"He's increasingly agitated, walks around when he hears a noise outside with a hostage in front of him. Wants to release one person in good faith, tell police."
Just after 2am, several hostages made a break for it and Monis shot at them as they fled from the building.
Ten minutes later, he fired again and police monitoring a covert listening device heard him reload. Another hostage escaped. Tactical officers positioned themselves at the door.
At 2.14am, Monis shot and killed Tori, who was 34. A sniper yelled "hostage down" into his radio and the snap decision was made for police to storm the cafe.
Almost a dozen stun grenades went off and multiple rounds were fired by officers, who shot and killed Monis. Barrister Katrina Dawson, 38, was hit by stray bullets and died.
The hours before had been a somewhat confusing blur for Louisa, but those final minutes of the ordeal are frighteningly clear in her mind.
"That's the part that stays with me, five years later. It's a thought in my head every day. It occupies parts of my mind constantly.
"The tragedy of it, the shock of it, remains undiminished. Tori and Katrina. It's still so sad."
Three hostages were injured in the storm of gunfire.
Louisa was one of them, a bullet going through her foot, her mum Robyn was hit in the shoulder, and another cafe customer, Marcia Mihkael, was shot in the leg.
Louisa recalls being pulled out of the cafe on a stretcher and bundled into an ambulance.
"I remember it now, I was out on Phillip Street, and I thought, 'My God, how are we - all of us - ever going to recover from this?'
"What had just happened was so unthinkable, so horrific."
THE POWER OF GOOD
Louisa was rushed to the Prince of Wales Hospital at Randwick. The then 54-year-old, who also lives with multiple sclerosis, spent three months in care recovering.
"The nurses were just wonderful. So brilliant. That's what I was really struck by and thanks to them, it was kind of a happy place after the siege, at Prince of Wales."
After she eventually went home, it wasn't long before Louisa was struck with a sobering reality.
"You know, there's no such thing as normal anymore. You can't go back to where you were before," she said.
"I believe in living my life on purpose. When a circumstance like this comes, you either give into it or rise up through it. I looked for the good in this awful, awful situation."
She founded the Louisa Hope Fund For Nurses at the Prince of Wales Hospital.
It was her way of making something positive out of a truly awful experience. She was also inspired by the tireless work of the nurses who cared for her.
"How blessed am I to be able to be involved with these amazing people?" Louisa said.
The fund has so far raised $360,000 at Prince of Wales, funding equipment, research and care initiatives devised from nursing staff.
"People are so generous.

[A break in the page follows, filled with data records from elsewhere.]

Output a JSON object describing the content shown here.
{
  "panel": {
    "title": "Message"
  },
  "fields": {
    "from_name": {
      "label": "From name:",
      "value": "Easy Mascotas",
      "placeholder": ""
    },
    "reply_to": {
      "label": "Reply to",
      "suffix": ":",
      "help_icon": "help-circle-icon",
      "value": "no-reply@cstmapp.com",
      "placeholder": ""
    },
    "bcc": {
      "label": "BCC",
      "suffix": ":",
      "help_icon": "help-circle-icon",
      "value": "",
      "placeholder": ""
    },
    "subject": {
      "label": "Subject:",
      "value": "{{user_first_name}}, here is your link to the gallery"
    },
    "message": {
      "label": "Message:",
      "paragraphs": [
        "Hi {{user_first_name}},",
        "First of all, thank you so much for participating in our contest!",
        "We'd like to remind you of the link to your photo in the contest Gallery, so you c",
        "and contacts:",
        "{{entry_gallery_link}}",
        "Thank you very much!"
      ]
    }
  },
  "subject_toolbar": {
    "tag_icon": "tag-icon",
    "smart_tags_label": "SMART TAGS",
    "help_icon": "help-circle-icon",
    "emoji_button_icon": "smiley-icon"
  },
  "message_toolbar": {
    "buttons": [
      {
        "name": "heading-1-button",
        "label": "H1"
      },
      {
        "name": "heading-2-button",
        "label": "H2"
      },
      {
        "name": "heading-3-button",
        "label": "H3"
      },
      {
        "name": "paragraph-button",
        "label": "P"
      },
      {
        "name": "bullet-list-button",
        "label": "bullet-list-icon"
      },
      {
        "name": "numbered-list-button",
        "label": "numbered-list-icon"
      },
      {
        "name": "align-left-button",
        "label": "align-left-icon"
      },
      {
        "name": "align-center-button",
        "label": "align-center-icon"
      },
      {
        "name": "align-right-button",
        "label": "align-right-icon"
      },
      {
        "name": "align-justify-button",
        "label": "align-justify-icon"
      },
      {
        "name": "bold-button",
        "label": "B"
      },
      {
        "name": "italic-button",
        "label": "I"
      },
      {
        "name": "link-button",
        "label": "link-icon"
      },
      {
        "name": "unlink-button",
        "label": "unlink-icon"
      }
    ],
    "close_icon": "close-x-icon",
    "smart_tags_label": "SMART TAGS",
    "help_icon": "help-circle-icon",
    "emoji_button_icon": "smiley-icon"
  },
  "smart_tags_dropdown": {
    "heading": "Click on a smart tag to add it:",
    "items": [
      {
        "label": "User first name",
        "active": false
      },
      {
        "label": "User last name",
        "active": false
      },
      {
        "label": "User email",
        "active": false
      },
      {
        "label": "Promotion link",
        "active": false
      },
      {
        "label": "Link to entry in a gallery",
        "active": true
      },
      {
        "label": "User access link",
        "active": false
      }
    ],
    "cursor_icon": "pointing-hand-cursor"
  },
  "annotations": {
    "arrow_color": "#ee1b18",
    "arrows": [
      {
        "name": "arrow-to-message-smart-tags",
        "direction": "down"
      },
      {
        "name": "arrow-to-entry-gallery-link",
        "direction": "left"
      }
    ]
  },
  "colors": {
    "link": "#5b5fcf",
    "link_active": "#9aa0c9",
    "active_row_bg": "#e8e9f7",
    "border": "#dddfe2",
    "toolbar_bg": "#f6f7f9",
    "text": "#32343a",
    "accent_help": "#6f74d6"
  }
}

The generosity of Australians is just incredible.
"It's been such a happy and positive thing for me to do. It has taken me on a positive trajectory. As a consequence of that, in the process of fundraising, I started to speak publicly about the siege, which has helped too."
FIVE YEARS ON
"Here we are again," Louisa said of the five-year anniversary of the siege, which brought the country to a standstill.
"It's a reflective day. I try to spend it with family or friends. We collectively pause and be together in one way or another.
"Now that Mum has passed, it makes it all the more poignant for all of us. I get a lot of calls and messages from people.
"At some stage on the day, I try to go to the memorial, just to be there in the moment. It's about respect for the people that we lost."
In the days and weeks that followed the 2014 siege which shocked the nation, Martin Place played host to an extraordinary and moving outpouring of grief from members of the public.
An enormous makeshift memorial began to build, with thousands of bunches of flowers placed near the site of the tragedy.
"I've always felt that what happened in the siege didn't just happen to those of us in the cafe, but to our whole country," Louisa said. "I feel like we have a social contract together, to still talk about it and learn the lessons."
Among those lessons are compassion, empathy and purpose, she said.
To Donate to the Prince of Wales Hospital Foundation Louisa Hope Fund For Nurses, click here.